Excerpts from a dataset
*** Block opens ***

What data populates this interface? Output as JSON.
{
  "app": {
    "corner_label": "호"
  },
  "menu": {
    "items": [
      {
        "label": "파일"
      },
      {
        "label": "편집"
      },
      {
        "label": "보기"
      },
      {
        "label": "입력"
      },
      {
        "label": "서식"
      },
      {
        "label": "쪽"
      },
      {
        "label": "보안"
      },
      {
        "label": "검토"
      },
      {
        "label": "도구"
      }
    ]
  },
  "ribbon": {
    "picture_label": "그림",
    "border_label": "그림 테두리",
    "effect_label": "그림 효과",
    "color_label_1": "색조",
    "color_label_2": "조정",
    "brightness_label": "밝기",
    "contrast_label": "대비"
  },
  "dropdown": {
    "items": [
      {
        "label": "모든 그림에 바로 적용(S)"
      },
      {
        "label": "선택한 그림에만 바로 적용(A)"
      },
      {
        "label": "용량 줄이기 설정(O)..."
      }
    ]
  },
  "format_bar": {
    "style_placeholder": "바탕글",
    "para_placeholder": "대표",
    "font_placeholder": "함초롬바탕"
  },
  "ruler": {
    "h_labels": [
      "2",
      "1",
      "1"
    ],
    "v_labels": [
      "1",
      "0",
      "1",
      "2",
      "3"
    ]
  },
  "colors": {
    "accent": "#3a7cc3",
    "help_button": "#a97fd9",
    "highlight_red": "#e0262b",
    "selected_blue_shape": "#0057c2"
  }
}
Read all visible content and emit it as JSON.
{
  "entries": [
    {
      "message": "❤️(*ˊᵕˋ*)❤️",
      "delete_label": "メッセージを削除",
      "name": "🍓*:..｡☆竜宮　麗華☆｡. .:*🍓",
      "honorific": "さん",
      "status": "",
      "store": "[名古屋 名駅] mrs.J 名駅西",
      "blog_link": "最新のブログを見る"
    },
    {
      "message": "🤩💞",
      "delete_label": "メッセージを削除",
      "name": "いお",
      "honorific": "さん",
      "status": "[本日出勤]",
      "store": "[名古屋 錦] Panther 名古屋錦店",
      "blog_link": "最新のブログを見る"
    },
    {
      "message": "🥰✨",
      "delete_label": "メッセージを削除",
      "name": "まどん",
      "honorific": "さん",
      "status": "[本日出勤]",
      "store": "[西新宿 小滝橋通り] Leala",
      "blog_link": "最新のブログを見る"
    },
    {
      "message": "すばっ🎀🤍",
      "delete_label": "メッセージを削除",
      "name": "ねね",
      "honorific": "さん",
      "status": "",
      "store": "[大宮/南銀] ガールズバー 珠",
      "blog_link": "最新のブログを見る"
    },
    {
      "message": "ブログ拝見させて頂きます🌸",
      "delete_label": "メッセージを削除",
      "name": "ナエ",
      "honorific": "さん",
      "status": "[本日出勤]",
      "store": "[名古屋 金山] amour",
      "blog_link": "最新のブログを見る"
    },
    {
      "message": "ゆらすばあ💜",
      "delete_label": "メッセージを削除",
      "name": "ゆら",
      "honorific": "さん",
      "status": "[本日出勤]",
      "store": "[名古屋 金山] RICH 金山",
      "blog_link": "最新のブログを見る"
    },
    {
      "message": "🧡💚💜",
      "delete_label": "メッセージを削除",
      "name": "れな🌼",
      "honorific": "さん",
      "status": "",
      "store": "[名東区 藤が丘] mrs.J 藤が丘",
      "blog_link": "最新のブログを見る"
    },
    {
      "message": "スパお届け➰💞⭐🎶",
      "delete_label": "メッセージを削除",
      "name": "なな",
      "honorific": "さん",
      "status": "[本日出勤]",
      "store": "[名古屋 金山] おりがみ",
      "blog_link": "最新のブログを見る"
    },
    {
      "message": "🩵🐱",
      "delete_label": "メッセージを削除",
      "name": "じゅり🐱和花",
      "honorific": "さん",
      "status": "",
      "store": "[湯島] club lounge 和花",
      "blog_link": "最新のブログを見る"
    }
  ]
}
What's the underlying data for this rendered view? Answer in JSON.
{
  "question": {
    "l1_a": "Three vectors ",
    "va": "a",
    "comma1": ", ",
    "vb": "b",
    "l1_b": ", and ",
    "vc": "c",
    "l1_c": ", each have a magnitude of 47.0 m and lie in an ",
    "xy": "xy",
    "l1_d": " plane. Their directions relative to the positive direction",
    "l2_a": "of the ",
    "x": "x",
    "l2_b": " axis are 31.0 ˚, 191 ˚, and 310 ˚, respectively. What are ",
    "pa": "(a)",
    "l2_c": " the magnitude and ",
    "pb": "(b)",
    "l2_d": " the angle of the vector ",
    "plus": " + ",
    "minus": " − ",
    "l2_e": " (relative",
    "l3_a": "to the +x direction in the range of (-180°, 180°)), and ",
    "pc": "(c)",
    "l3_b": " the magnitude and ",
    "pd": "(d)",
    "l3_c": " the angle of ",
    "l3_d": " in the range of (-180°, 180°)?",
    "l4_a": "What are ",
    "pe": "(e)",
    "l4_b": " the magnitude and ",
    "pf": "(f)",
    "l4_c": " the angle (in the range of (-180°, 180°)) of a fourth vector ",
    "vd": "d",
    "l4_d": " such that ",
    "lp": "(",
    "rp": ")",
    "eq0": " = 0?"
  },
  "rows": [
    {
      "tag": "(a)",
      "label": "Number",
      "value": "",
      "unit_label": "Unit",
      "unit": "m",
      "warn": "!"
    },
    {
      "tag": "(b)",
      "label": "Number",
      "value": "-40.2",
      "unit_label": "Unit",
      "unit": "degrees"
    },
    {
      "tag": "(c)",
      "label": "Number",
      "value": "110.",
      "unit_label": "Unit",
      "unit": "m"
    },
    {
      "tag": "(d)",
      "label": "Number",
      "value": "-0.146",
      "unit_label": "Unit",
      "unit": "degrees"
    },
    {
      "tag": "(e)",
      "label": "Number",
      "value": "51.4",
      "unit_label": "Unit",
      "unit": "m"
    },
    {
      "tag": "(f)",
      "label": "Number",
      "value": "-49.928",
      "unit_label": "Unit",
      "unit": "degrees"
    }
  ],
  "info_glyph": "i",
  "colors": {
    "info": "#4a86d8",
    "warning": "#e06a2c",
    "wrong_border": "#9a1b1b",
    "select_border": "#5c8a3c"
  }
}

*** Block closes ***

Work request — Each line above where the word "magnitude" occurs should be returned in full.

Solution for this problem —
    "l1_c": ", each have a magnitude of 47.0 m and lie in an ",
    "l2_c": " the magnitude and ",
    "l3_b": " the magnitude and ",
    "l4_b": " the magnitude and ",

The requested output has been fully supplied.